The chin, the cheekbones, the low and prominent eyebrows seem to be designed to protect sensible areas of the face. Our teeth are protected within the prominences in the lower jaw, the chin and the cheekbones. The eyes are protected also by a strong reaction that produces accumulation of blood around the eyes, like blood airbags. The entire face tends to inflate itself in response to strokes. This reaction is also particularly intense around the brain. These traits I don´t know if are present in other primates. I guess not. Male faces have such defensive traits more prominent, as is expected from the agressive nature of males.
What I found recently is that the nose also responds to two different adaptive pressures. one of which is the protection. No ape has sus protuberances as the human nose. It is also possible that it is a protection against strokes. The protuberance protects the eyes. together with the chin they also protect the teeth. The cartilage, at the end of the nose is a natural shock absorber. The hard bone of the nose is the hard protection when the stroke is too close to the eyes. The apes have not such protection because they do not launch strokes ones against others like men. In the ape skull it is visible the lack of protection of the teeth; there is no chin and no lateral protuberances in the ape´s jaws. No protective noose too.
The other evolutionary pressure that is responsible fo the shape of the nose is the need of a wide angle of stereoscopic vision. If the nose were more prominent or more wide, the stereoscopic vision would be not possible when looking towards one side or the other. The part of the nose the less prominent is at the heigth of the eyes;
In the other side, the cheekbones, being protections, have ticker dermis that the rest of the face , this happens also at the chin and around the teeth in the sides. The protective nature of this dermis match with some facts. for example, the fact that the cortisone, a stress hormone, which is supposed to prepare the body for dangerous situation, produces the increase of the dermis tickness (trough water acumulation) in these areas.

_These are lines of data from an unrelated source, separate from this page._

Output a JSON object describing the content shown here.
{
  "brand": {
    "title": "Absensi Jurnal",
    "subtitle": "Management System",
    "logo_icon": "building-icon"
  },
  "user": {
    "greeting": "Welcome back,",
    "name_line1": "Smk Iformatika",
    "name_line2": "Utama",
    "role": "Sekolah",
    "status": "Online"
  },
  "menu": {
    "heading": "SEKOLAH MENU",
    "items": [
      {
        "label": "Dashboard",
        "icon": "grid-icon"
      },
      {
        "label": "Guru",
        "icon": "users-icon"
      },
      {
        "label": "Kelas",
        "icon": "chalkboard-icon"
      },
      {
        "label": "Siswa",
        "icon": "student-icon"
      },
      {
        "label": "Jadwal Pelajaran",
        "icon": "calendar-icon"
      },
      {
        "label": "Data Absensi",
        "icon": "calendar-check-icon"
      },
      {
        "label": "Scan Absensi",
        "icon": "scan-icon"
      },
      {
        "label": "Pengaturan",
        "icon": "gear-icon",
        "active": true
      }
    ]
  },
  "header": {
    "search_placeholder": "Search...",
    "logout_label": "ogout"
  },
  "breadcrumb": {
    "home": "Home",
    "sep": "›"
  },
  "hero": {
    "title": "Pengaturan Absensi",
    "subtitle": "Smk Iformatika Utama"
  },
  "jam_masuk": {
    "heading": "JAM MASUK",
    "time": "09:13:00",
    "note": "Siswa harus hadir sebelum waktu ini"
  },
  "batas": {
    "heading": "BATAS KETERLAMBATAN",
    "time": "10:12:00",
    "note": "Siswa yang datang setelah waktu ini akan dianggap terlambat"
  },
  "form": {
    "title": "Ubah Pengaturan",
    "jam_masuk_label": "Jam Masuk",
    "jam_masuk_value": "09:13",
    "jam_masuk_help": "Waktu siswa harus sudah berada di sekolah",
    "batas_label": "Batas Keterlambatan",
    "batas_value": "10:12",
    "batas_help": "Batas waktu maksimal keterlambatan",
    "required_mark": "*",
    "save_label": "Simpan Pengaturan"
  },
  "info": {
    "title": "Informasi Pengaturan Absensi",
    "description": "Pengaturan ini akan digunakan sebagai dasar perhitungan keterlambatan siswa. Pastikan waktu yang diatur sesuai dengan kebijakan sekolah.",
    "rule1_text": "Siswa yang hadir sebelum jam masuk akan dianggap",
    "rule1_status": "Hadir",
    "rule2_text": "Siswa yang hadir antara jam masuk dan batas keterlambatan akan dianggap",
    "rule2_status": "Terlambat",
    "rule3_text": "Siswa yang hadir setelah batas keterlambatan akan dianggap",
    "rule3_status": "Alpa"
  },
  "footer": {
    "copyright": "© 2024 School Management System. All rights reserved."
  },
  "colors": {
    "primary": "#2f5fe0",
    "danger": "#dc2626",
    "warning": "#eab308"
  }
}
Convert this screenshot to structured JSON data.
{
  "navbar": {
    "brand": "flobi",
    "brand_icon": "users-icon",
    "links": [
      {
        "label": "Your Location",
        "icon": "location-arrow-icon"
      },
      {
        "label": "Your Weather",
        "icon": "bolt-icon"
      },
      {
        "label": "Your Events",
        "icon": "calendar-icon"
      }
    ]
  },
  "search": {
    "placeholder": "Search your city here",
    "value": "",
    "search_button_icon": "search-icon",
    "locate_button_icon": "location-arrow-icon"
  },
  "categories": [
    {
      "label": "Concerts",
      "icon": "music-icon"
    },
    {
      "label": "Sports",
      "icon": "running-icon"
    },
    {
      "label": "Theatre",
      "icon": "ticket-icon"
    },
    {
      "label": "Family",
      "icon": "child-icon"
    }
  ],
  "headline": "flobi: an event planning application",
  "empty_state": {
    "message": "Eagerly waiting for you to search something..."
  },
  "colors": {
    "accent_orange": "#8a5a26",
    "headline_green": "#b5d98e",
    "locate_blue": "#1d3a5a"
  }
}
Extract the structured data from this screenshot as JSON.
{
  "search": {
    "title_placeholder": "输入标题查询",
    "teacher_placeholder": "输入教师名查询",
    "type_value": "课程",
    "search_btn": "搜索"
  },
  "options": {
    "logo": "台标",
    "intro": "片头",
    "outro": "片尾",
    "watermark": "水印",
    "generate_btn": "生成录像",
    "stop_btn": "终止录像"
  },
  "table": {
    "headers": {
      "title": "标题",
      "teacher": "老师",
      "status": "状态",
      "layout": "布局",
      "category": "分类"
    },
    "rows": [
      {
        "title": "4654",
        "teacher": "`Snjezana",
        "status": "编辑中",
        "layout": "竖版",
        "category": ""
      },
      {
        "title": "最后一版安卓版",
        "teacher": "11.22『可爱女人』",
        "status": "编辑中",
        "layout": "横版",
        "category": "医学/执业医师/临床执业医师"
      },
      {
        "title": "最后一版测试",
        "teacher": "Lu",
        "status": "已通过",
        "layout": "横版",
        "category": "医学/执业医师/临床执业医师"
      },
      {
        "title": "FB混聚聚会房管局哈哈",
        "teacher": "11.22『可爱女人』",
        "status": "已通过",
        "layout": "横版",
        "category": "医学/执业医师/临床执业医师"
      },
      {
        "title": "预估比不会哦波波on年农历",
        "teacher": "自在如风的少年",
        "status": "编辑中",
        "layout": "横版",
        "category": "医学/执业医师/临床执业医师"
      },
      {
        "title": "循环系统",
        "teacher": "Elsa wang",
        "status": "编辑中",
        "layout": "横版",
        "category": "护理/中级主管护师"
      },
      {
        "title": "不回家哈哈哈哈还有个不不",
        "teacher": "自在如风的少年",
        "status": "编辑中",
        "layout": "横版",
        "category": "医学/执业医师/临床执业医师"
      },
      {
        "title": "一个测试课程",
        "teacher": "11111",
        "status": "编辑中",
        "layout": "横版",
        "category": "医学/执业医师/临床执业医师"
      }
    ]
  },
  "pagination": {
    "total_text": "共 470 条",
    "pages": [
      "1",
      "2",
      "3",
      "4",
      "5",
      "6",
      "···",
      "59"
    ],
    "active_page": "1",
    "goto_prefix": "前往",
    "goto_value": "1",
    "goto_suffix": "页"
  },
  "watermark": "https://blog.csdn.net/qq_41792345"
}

Another phisiological evidence are the bumps in the head, that are fast reactions to relative small hits. They act as liquid "airbags" thar protect the head from further shocks. All of this points to a specific selection in humans, specially males, against shocks in the head.